The tour began in Anacortes and included stops at various points on March Point with Tesoro project leads and managers and specialists providing information about operations at the refinery and pier and rail transfer facilities, marine/water protection, oil spill response and conservation efforts. At one stop, Toby Mahar, engineer from the Northwest Clean Air Agency regulatory staff explained air emissions monitoring and regulation that she is involved in at the refineries.

Tesoro also provided a picnic lunch for attendees which expanded the opportunity for community members and Tesoro staff to engage with each other informally.  Trail Tales volunteers now have a better understanding of the Tesoro refinery operations and environmental protection programs, which they can refer to when questions are raised during our walk programs. The tour lasted approximately 4 hours and all participants felt it had been very valuable and informative.

Fidalgo Shoreline Academy - A Huge Success!

Fidalgo Shoreline Academy - A Huge Success!
The 2014 Fidalgo Shoreline Academy was a big success on February 5th with 90 attendees, up 20 from last year!  We hope those of you who attended enjoyed the day and were inspired by the many educational presentations and walks.  Our keynote speaker, Dr. Deborah Kelley wowed the audience with an amazing presentation on deep sea volcanoes and vents with amazing photos and videos.  She even brought some samples of volcanic rock from the ocean floor for us to see and feel. 

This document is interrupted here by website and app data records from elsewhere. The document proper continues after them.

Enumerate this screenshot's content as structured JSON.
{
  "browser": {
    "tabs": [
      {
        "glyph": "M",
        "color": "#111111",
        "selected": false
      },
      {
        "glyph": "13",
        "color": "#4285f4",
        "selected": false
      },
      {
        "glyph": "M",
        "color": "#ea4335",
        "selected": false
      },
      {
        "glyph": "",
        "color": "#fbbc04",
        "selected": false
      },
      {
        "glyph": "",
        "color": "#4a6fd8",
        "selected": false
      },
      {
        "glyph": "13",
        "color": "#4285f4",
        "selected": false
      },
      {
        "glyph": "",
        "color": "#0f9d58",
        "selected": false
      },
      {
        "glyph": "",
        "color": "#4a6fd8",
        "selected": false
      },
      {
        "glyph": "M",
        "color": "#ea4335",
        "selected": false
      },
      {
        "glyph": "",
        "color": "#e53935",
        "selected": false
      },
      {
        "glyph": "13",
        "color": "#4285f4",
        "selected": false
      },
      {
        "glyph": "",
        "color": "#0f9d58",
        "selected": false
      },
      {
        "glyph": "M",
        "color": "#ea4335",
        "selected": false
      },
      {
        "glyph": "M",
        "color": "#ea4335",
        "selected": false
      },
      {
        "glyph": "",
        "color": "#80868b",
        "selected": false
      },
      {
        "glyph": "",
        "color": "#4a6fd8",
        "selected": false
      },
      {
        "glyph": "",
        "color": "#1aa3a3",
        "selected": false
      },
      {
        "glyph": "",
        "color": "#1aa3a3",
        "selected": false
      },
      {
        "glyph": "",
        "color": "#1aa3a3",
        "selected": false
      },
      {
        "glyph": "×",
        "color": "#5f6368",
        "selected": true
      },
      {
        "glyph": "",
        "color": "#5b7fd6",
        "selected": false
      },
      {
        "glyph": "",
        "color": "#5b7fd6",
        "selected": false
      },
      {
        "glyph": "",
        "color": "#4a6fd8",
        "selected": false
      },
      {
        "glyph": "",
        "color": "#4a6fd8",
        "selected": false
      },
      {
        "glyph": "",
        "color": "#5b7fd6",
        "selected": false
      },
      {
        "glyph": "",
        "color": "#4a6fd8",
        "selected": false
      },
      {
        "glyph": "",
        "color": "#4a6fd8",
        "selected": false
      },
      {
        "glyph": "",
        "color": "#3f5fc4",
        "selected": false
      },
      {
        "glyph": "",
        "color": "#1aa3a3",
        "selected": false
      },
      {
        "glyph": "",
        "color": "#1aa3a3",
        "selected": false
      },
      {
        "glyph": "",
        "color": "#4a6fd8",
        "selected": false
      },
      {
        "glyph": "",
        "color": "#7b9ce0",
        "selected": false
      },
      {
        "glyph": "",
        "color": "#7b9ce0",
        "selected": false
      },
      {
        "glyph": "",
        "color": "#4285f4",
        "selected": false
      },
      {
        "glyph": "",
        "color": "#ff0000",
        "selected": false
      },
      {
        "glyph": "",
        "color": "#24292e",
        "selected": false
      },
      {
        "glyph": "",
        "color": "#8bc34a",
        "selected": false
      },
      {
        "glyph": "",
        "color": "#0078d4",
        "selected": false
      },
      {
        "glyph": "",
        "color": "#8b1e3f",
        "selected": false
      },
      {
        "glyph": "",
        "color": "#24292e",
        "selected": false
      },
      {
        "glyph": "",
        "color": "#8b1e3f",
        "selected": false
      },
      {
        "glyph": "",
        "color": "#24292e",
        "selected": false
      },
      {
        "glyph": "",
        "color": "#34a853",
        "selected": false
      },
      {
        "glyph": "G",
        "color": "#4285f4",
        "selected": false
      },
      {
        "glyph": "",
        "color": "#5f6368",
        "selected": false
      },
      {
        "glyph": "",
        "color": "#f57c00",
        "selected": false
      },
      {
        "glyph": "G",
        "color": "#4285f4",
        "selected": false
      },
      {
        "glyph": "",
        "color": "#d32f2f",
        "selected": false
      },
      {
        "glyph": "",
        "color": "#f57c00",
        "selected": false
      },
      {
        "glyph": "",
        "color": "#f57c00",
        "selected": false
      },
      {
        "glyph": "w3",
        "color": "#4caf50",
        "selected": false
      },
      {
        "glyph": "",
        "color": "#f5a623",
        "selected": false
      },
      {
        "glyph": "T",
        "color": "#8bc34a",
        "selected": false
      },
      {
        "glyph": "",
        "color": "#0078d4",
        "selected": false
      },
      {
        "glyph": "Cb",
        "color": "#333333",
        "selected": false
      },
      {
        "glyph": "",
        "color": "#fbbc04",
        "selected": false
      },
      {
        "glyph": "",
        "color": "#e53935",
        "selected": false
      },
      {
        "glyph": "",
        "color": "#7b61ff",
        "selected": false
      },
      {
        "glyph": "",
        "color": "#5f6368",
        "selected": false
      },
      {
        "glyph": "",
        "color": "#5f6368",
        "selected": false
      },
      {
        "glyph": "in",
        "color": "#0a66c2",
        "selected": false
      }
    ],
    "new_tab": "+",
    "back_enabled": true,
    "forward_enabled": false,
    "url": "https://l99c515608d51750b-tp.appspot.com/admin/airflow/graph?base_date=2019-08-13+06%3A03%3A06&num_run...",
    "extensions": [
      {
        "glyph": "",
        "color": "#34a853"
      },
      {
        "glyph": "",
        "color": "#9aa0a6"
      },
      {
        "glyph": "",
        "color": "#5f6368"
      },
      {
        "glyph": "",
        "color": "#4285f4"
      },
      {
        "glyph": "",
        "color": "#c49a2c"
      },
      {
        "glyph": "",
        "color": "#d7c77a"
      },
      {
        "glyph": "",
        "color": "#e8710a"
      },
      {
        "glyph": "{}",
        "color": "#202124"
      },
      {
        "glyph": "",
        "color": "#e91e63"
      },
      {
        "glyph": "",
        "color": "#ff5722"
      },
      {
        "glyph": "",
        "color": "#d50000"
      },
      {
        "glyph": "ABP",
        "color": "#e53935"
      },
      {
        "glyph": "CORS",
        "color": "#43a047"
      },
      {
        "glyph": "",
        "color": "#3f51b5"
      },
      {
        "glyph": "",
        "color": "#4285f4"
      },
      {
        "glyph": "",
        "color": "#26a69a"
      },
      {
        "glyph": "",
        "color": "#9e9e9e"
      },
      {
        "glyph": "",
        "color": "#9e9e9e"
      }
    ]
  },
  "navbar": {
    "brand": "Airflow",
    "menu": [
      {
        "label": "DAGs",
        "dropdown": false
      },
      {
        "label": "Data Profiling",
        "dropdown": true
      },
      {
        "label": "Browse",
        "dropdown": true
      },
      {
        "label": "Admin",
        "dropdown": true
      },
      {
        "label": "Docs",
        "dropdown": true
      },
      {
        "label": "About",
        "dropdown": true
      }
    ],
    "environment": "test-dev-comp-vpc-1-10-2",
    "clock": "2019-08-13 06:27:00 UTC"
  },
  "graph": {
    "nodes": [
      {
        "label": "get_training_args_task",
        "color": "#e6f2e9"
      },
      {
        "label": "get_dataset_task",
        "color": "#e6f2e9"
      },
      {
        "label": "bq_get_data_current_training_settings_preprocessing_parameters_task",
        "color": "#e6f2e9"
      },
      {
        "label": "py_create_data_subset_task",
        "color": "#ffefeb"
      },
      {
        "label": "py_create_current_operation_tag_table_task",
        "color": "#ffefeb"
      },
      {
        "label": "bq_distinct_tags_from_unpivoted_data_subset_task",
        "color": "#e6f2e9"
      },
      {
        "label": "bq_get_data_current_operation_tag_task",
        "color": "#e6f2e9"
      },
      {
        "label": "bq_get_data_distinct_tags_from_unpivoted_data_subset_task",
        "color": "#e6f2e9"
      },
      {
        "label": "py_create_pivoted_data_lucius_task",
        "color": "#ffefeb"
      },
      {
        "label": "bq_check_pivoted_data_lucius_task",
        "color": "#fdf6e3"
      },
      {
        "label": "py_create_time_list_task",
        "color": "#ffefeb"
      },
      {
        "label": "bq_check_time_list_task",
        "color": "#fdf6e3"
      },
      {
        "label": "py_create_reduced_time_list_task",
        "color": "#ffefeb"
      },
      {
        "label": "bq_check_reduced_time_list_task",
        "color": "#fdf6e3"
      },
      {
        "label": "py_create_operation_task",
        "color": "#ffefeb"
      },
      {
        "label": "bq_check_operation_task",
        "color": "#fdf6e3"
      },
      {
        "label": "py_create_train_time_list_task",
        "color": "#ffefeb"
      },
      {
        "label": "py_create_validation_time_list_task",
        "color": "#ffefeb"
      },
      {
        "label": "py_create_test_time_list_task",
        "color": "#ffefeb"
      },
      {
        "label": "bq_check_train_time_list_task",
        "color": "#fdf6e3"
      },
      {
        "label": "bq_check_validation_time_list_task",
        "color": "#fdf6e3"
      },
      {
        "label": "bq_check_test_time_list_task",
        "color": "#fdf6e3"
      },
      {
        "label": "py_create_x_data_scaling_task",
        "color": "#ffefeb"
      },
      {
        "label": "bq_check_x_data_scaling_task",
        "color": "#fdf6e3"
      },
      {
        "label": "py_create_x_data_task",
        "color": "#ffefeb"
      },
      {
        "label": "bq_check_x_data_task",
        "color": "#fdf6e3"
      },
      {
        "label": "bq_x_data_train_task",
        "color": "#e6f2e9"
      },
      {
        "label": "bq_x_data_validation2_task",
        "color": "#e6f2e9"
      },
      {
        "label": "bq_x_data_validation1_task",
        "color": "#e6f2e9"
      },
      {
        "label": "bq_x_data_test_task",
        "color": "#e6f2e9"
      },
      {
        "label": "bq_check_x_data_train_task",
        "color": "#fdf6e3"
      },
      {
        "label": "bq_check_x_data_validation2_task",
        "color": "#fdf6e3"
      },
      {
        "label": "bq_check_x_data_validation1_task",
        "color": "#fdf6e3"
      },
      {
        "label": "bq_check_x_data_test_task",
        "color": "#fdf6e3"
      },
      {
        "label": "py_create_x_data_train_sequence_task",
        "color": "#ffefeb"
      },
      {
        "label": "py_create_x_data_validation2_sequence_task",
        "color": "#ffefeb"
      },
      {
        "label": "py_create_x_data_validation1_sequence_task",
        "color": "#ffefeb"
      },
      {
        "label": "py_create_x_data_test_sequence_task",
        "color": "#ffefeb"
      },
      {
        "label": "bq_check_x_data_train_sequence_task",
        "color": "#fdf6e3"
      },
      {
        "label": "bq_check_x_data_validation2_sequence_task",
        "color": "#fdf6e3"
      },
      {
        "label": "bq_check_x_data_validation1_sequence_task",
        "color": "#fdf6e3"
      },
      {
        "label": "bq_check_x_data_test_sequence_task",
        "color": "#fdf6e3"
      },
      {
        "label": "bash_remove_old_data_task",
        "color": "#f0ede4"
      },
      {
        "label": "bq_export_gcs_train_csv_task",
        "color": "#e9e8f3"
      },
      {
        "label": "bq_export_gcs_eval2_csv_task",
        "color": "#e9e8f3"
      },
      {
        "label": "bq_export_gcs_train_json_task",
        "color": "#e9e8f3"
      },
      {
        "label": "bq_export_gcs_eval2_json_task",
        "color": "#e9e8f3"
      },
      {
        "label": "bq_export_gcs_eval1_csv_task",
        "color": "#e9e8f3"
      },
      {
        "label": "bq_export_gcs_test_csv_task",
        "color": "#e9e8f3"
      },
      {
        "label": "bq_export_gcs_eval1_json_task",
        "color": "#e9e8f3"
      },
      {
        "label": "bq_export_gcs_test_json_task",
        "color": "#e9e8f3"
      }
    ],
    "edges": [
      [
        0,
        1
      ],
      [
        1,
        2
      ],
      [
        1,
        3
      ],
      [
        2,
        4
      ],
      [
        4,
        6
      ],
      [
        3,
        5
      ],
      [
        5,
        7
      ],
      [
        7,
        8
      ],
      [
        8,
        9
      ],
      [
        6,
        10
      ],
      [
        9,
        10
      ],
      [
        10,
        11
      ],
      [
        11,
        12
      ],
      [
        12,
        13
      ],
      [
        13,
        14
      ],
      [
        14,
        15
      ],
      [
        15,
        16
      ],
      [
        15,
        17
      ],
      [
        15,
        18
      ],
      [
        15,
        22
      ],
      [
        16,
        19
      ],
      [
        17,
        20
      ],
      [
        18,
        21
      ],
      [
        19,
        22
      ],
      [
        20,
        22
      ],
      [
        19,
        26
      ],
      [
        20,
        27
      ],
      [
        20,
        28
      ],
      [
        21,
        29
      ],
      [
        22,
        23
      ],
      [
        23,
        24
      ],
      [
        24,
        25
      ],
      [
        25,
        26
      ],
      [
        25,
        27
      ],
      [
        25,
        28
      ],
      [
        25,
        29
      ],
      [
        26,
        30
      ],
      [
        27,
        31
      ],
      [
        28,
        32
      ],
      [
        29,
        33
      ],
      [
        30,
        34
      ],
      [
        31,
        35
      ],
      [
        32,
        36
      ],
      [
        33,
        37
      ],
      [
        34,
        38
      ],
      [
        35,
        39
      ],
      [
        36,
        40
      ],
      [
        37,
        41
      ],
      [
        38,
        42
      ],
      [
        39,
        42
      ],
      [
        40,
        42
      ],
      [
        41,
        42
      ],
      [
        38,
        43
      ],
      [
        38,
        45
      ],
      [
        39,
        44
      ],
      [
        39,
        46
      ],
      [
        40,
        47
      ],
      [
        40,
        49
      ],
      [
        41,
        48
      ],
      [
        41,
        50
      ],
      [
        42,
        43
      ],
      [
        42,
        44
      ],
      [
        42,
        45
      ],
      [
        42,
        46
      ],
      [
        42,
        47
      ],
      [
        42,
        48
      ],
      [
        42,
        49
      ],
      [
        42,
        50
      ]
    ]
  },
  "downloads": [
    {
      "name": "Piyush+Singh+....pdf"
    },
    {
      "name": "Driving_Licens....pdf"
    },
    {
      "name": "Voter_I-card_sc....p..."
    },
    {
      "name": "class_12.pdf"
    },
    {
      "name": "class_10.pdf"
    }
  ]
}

Sorry you missed it or can't wait to learn more? You can learn more about the UW Interactive Oceans program that she is involved with and you can learn more about her research with Dr. John Delaney, our keynote speaker in 2012, on their research vessel the "Thomas Thompson" at the University of Washington's Interactive Oceans website.  We're hoping to line up a visit for Friends members and volunteers to their ship when it comes to port.  You can view the  video here.  http://uwtv.org/watch/PIUKej4_XMU/.